The equation of a straight line is usually given in the form y=mx+c. When written in this way, m in the equation of the line is the gradient of the line and c is the y intercept. The gradient of a straight line tells us how steep the line is – the bigger the gradient, the steeper the line. A line with a positive gradient slopes upwards and a line with a negative gradient slopes downwards. The y intercept of a line is the point at which the line crosses the y axis.

When drawing straight line graphs, we use the equation y=mx+c to calculate the coordinates of the points of the line and create a table of values. We can plot the corresponding x values and y values onto a set of axes and join them together.

Horizontal and vertical lines have slightly adapted equations. Lines of the form y=a (where a is a constant) are straight horizontal lines with a gradient of 0. Lines of the form x=a (where a is a constant) are straight vertical lines and have a gradient of ∞. Parallel lines have the same gradient and the gradients of perpendicular lines are the negative reciprocal of each other.

We can use the line, or information about the line, to find the equation of the straight line, the midpoint of the line and the length of the line.

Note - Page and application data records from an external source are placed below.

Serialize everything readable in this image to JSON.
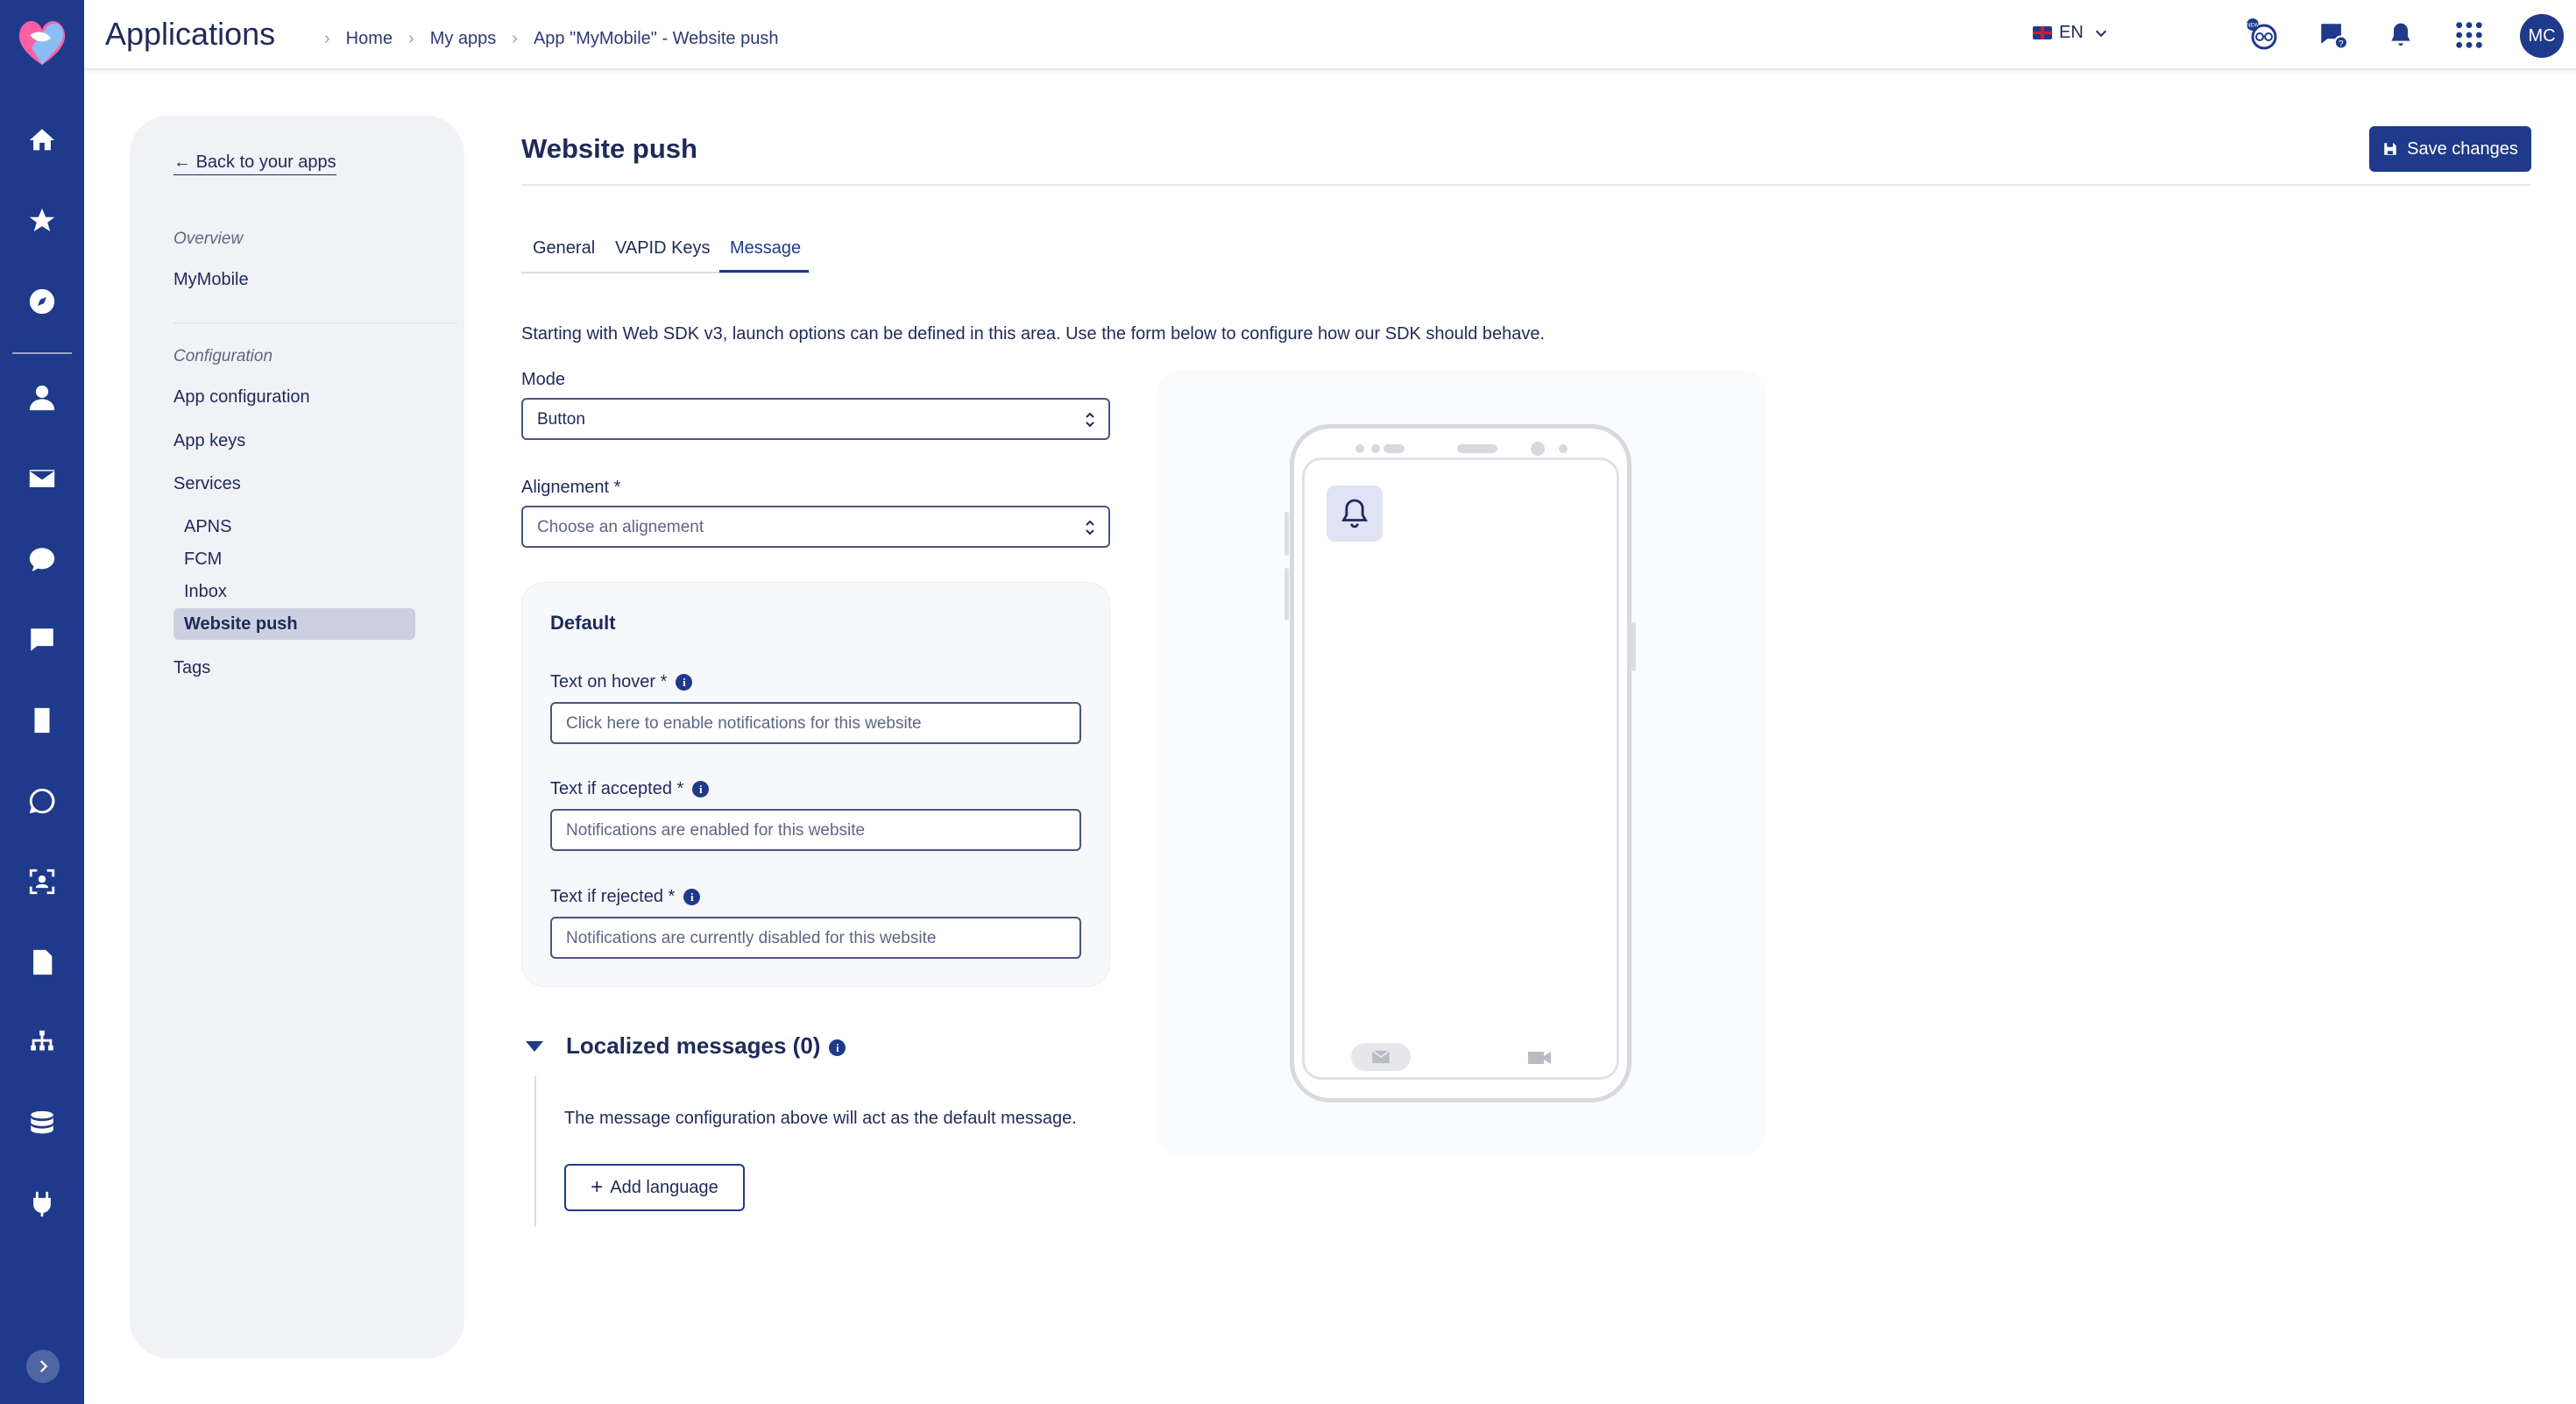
{
  "header": {
    "app_title": "Applications",
    "breadcrumbs": [
      "Home",
      "My apps",
      "App \"MyMobile\" - Website push"
    ],
    "language": "EN",
    "avatar_initials": "MC",
    "notification_badge": "NEW"
  },
  "sidebar": {
    "back_label": "Back to your apps",
    "overview_label": "Overview",
    "app_name": "MyMobile",
    "configuration_label": "Configuration",
    "app_configuration": "App configuration",
    "app_keys": "App keys",
    "services": "Services",
    "sub_items": [
      "APNS",
      "FCM",
      "Inbox",
      "Website push"
    ],
    "tags": "Tags"
  },
  "main": {
    "title": "Website push",
    "save_label": "Save changes",
    "tabs": [
      "General",
      "VAPID Keys",
      "Message"
    ],
    "active_tab": "Message",
    "intro": "Starting with Web SDK v3, launch options can be defined in this area. Use the form below to configure how our SDK should behave.",
    "mode_label": "Mode",
    "mode_value": "Button",
    "alignment_label": "Alignement *",
    "alignment_placeholder": "Choose an alignement",
    "default_card": {
      "title": "Default",
      "hover_label": "Text on hover *",
      "hover_placeholder": "Click here to enable notifications for this website",
      "accepted_label": "Text if accepted *",
      "accepted_placeholder": "Notifications are enabled for this website",
      "rejected_label": "Text if rejected *",
      "rejected_placeholder": "Notifications are currently disabled for this website"
    },
    "localized": {
      "title": "Localized messages (0)",
      "description": "The message configuration above will act as the default message.",
      "add_label": "Add language"
    }
  },
  "colors": {
    "brand_navy": "#1f3a8a",
    "text": "#1e2a5a",
    "panel_bg": "#f1f2f6",
    "active_item": "#ccd0e0"
  }
}
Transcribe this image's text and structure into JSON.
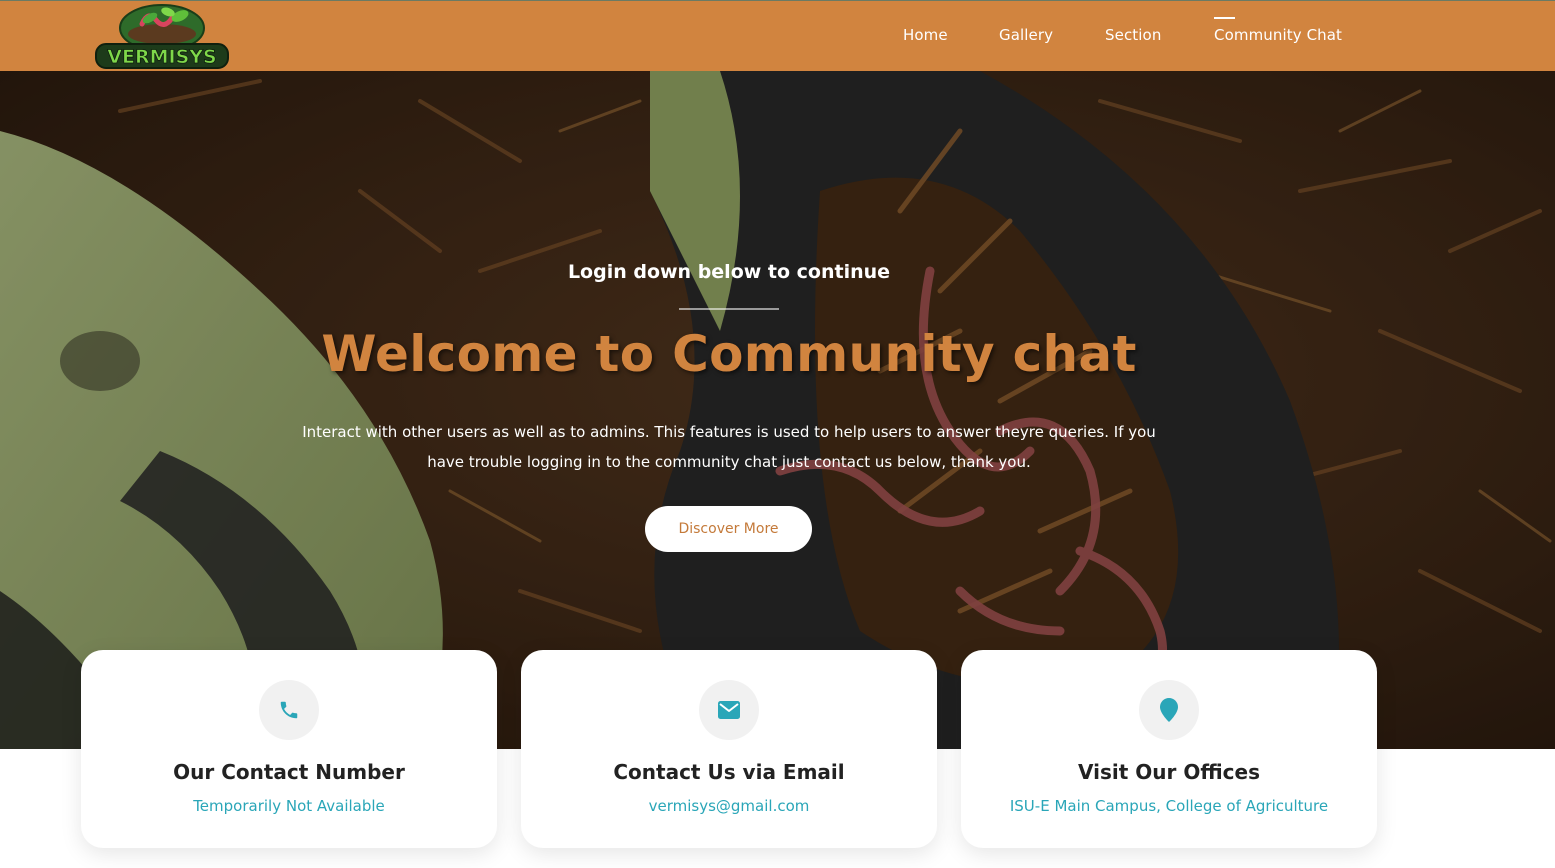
{
  "brand": {
    "logo_text": "VERMISYS"
  },
  "nav": {
    "items": [
      {
        "label": "Home"
      },
      {
        "label": "Gallery"
      },
      {
        "label": "Section"
      },
      {
        "label": "Community Chat",
        "active": true
      }
    ]
  },
  "hero": {
    "subtitle": "Login down below to continue",
    "title": "Welcome to Community chat",
    "description": "Interact with other users as well as to admins. This features is used to help users to answer theyre queries. If you have trouble logging in to the community chat just contact us below, thank you.",
    "button_label": "Discover More"
  },
  "contacts": [
    {
      "icon": "phone-icon",
      "title": "Our Contact Number",
      "value": "Temporarily Not Available"
    },
    {
      "icon": "envelope-icon",
      "title": "Contact Us via Email",
      "value": "vermisys@gmail.com"
    },
    {
      "icon": "map-pin-icon",
      "title": "Visit Our Offices",
      "value": "ISU-E Main Campus, College of Agriculture"
    }
  ],
  "colors": {
    "brand_orange": "#d1843f",
    "accent_teal": "#2aa6b8",
    "button_text": "#c47a3a"
  }
}
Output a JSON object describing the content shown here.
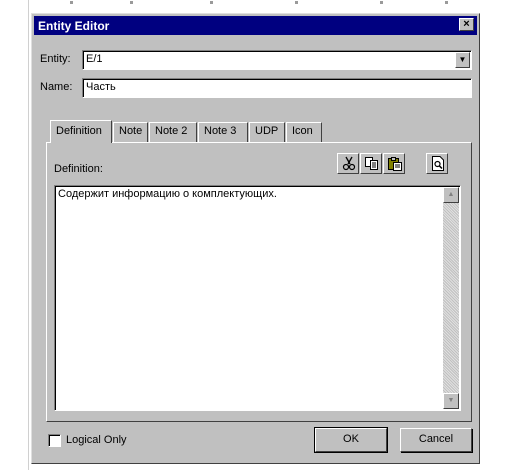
{
  "dialog": {
    "title": "Entity Editor",
    "close_glyph": "×"
  },
  "entity": {
    "label": "Entity:",
    "value": "E/1"
  },
  "name": {
    "label": "Name:",
    "value": "Часть"
  },
  "tabs": [
    {
      "label": "Definition"
    },
    {
      "label": "Note"
    },
    {
      "label": "Note 2"
    },
    {
      "label": "Note 3"
    },
    {
      "label": "UDP"
    },
    {
      "label": "Icon"
    }
  ],
  "definition": {
    "label": "Definition:",
    "text": "Содержит информацию о комплектующих."
  },
  "toolbar": {
    "icons": [
      "cut-icon",
      "copy-icon",
      "paste-icon",
      "preview-icon"
    ]
  },
  "footer": {
    "logical_only_label": "Logical Only",
    "ok_label": "OK",
    "cancel_label": "Cancel"
  }
}
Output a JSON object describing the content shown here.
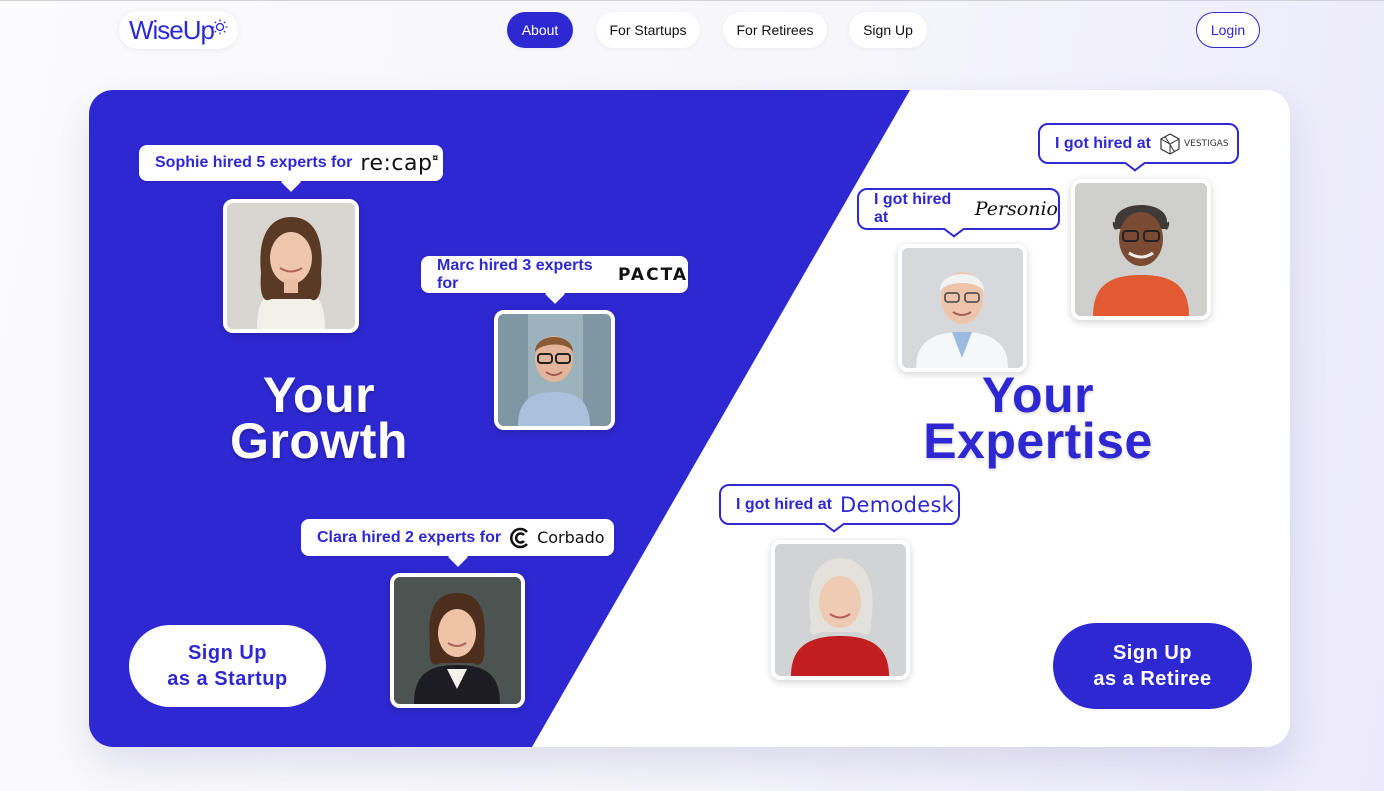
{
  "nav": {
    "logo": "WiseUp",
    "items": [
      {
        "label": "About",
        "active": true
      },
      {
        "label": "For Startups",
        "active": false
      },
      {
        "label": "For Retirees",
        "active": false
      },
      {
        "label": "Sign Up",
        "active": false
      }
    ],
    "login": "Login"
  },
  "colors": {
    "brand": "#2e28d2",
    "white": "#ffffff"
  },
  "startups": {
    "headline_1": "Your",
    "headline_2": "Growth",
    "testimonials": [
      {
        "text": "Sophie hired 5 experts for",
        "company": "re:cap",
        "avatar": "woman-brown-hair-photo"
      },
      {
        "text": "Marc hired 3 experts for",
        "company": "PACTA",
        "avatar": "man-glasses-photo"
      },
      {
        "text": "Clara hired 2 experts for",
        "company": "Corbado",
        "avatar": "woman-blazer-photo"
      }
    ],
    "cta_line1": "Sign Up",
    "cta_line2": "as a Startup"
  },
  "retirees": {
    "headline_1": "Your",
    "headline_2": "Expertise",
    "testimonials": [
      {
        "text": "I got hired at",
        "company": "VESTIGAS",
        "avatar": "older-woman-orange-sweater-photo"
      },
      {
        "text": "I got hired at",
        "company": "Personio",
        "avatar": "older-man-labcoat-photo"
      },
      {
        "text": "I got hired at",
        "company": "Demodesk",
        "avatar": "older-woman-red-sweater-photo"
      }
    ],
    "cta_line1": "Sign Up",
    "cta_line2": "as a Retiree"
  }
}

Looking forward, students can then progress to additional algebra worksheets, for example a simplifying expressions worksheet or simultaneous equations worksheet.

For more teaching and learning support on Algebra our GCSE maths lessons provide step by step support for all GCSE maths concepts.

There will be students in your class who require individual attention to help them succeed in their maths GCSEs. In a class of 30, it’s not always easy to provide.

Help your students feel confident with exam-style questions and the strategies they’ll need to answer them correctly with our **dedicated GCSE maths revision programme.**

Lessons are selected to provide support where each student needs it most, and specially-trained GCSE maths tutors adapt the pitch and pace of each lesson. This ensures a personalised revision programme that raises grades and boosts confidence.